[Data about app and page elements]
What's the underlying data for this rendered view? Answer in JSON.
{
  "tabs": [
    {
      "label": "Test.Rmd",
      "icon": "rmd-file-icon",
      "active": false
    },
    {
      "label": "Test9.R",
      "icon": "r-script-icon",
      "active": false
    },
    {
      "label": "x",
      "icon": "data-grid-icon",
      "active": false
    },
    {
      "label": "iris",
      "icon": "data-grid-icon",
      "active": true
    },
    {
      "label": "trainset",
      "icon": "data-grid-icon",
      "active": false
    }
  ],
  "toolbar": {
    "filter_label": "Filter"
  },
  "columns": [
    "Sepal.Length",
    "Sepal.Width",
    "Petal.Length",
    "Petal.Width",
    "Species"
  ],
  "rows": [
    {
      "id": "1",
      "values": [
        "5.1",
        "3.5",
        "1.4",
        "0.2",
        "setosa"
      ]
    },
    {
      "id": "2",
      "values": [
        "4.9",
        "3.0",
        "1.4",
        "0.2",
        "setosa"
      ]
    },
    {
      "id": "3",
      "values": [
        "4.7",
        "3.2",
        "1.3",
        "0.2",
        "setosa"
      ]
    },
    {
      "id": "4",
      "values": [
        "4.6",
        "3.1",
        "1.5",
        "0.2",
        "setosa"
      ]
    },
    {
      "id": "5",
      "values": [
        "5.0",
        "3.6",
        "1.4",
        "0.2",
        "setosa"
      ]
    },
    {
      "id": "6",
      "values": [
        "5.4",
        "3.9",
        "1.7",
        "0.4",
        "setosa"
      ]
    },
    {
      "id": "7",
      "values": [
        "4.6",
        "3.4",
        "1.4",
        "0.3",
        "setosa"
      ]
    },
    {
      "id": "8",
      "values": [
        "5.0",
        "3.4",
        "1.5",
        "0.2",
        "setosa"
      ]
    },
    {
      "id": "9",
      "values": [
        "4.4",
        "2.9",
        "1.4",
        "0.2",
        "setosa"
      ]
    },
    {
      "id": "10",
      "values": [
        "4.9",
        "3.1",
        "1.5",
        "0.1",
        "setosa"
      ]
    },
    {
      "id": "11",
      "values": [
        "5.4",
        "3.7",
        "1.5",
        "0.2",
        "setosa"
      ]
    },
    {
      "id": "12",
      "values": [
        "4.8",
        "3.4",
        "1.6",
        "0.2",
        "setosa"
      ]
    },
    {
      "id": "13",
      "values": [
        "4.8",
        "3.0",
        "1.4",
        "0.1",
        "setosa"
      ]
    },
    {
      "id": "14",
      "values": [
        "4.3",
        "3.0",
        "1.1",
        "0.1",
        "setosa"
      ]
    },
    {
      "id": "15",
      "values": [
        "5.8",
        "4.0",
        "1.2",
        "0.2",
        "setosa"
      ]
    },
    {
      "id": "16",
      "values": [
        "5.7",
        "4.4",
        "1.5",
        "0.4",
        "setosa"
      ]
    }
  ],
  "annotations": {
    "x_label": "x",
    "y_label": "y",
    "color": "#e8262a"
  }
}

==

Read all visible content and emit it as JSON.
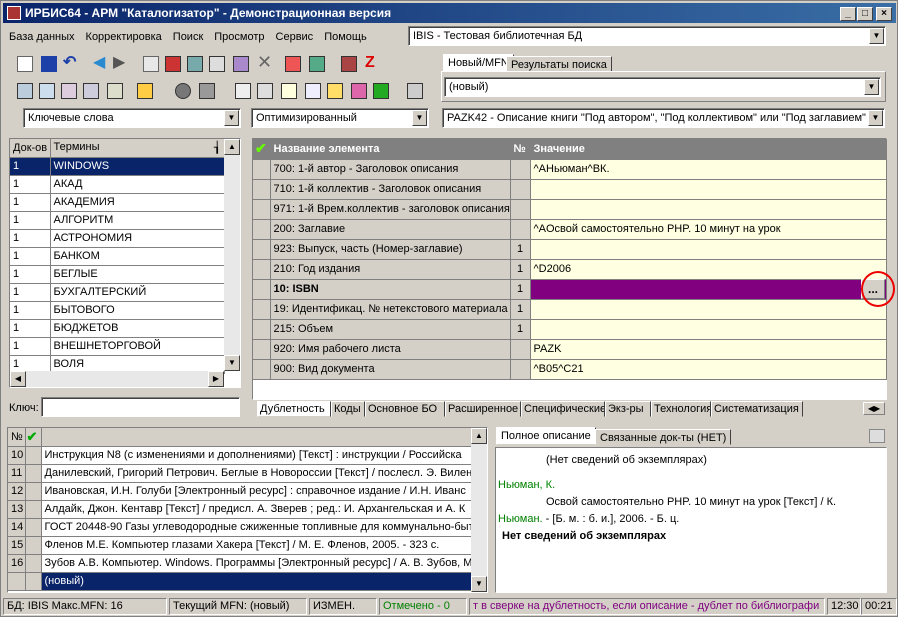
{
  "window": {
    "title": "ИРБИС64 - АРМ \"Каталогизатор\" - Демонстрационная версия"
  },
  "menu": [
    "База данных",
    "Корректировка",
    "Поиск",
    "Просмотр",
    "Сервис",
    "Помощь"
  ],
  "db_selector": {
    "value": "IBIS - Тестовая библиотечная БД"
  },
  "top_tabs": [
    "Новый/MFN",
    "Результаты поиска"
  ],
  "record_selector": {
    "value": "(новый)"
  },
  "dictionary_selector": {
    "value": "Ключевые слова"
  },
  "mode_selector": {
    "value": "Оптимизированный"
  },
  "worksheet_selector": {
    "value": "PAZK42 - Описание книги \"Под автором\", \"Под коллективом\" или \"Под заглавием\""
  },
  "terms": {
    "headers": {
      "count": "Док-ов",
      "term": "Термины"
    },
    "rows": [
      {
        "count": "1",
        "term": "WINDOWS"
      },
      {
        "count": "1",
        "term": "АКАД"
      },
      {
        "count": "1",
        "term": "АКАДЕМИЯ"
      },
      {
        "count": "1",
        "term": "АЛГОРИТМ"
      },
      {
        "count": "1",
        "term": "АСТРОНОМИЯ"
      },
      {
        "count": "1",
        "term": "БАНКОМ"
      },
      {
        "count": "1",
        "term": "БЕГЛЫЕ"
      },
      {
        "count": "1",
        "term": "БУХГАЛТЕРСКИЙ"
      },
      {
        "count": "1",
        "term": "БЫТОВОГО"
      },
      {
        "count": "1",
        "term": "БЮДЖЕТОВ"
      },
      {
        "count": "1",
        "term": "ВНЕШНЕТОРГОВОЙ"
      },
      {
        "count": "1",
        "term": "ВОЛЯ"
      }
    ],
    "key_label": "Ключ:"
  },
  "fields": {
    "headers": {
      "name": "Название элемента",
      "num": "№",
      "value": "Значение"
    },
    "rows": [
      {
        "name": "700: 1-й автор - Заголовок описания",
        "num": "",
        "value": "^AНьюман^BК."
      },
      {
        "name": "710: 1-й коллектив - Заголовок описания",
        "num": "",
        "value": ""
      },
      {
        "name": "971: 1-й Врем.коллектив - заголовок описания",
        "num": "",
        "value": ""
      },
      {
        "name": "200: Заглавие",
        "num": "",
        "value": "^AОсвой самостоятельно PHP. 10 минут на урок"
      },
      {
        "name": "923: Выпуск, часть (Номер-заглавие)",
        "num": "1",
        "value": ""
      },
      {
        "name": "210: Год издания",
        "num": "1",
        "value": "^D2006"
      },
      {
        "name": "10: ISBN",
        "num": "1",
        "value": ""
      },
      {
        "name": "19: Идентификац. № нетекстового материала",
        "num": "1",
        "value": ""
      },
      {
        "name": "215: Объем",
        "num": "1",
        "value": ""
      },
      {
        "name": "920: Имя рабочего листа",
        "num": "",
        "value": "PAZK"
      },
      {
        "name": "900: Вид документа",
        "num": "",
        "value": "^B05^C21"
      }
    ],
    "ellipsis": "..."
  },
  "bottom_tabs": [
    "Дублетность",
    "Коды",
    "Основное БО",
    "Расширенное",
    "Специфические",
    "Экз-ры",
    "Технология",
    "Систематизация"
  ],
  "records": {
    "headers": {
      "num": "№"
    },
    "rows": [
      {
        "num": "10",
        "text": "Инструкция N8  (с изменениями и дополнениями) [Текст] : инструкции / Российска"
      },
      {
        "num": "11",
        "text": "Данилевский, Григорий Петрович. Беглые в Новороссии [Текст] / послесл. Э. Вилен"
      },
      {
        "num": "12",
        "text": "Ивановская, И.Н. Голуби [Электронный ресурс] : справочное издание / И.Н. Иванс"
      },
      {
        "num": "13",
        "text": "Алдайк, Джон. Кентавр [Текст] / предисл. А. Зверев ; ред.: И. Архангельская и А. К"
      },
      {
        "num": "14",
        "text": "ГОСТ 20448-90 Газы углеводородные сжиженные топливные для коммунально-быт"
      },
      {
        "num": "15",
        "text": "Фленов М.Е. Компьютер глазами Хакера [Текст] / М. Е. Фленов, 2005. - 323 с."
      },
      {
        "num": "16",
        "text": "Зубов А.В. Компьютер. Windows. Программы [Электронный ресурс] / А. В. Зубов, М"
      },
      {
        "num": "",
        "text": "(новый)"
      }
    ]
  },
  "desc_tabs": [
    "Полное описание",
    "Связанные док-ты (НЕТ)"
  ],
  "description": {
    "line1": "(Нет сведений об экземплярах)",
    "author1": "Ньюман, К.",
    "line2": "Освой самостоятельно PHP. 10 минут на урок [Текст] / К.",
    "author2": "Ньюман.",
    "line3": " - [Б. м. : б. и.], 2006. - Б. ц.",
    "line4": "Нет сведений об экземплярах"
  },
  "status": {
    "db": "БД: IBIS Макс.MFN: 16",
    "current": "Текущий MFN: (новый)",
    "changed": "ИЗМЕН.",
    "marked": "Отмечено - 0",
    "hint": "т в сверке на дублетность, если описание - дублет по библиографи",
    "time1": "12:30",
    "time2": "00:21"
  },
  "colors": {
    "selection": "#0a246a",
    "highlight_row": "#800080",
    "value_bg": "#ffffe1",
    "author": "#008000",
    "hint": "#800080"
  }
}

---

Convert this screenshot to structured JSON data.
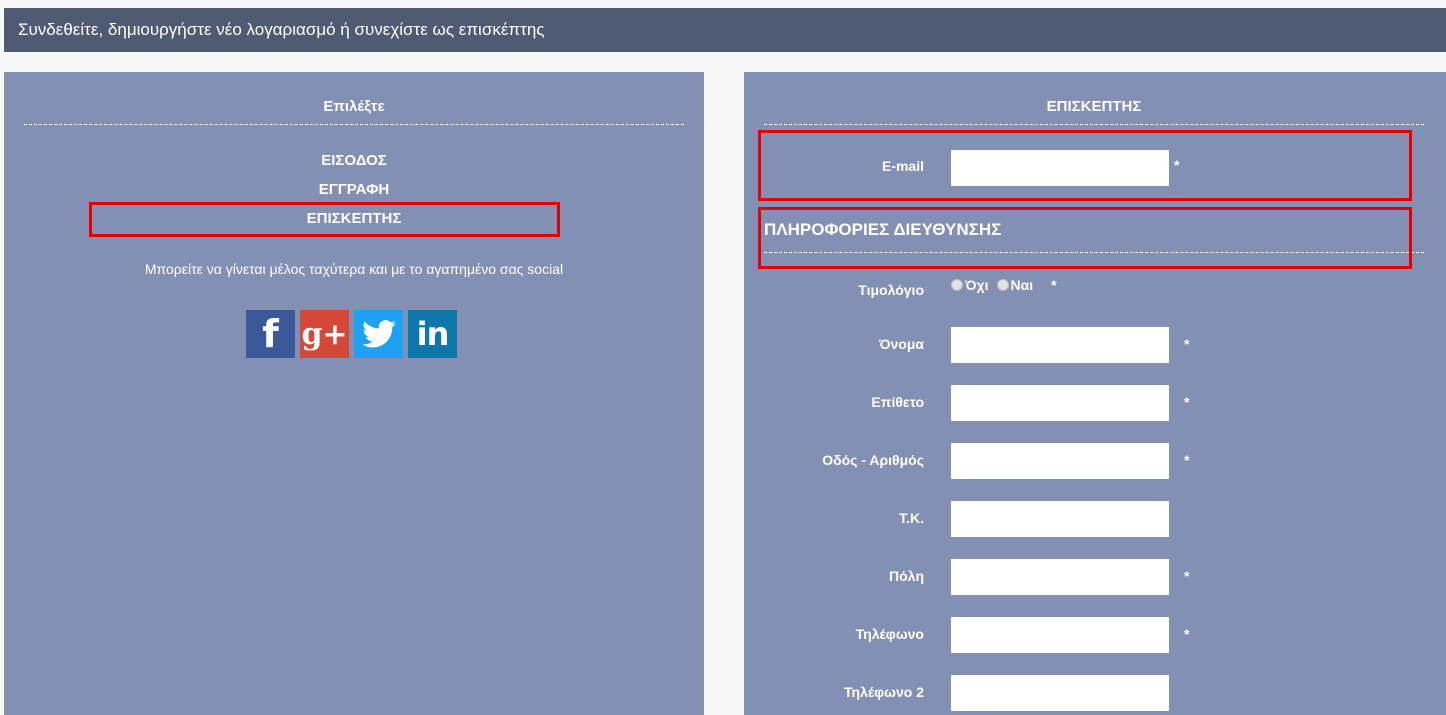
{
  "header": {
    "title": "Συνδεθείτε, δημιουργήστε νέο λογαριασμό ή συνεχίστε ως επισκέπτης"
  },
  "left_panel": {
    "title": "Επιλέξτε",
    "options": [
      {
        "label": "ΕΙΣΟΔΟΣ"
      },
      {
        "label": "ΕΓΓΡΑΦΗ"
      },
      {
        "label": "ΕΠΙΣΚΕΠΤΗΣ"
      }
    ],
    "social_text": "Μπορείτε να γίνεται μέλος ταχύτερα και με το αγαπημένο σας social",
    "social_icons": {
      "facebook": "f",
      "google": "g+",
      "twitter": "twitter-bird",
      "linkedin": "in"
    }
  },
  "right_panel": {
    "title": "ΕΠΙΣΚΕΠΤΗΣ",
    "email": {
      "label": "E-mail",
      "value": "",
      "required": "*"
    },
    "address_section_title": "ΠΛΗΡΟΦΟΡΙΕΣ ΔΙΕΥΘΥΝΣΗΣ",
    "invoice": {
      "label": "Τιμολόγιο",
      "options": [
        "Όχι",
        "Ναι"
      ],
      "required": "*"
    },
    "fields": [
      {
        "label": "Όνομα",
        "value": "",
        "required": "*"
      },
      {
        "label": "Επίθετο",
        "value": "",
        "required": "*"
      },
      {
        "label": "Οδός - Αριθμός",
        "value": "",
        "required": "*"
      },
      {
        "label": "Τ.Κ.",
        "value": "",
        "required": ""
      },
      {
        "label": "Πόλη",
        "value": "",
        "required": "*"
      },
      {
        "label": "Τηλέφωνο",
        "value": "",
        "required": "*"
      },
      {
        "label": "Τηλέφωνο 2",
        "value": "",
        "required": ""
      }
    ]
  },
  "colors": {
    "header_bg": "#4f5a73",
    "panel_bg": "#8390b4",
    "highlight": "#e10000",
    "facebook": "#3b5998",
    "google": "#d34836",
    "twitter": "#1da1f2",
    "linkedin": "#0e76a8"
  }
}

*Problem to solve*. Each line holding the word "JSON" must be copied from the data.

*Response to this task*.
What's the underlying data for this rendered view? Answer in JSON.
Read all visible content and emit it as JSON.
Convert this screenshot to structured JSON data.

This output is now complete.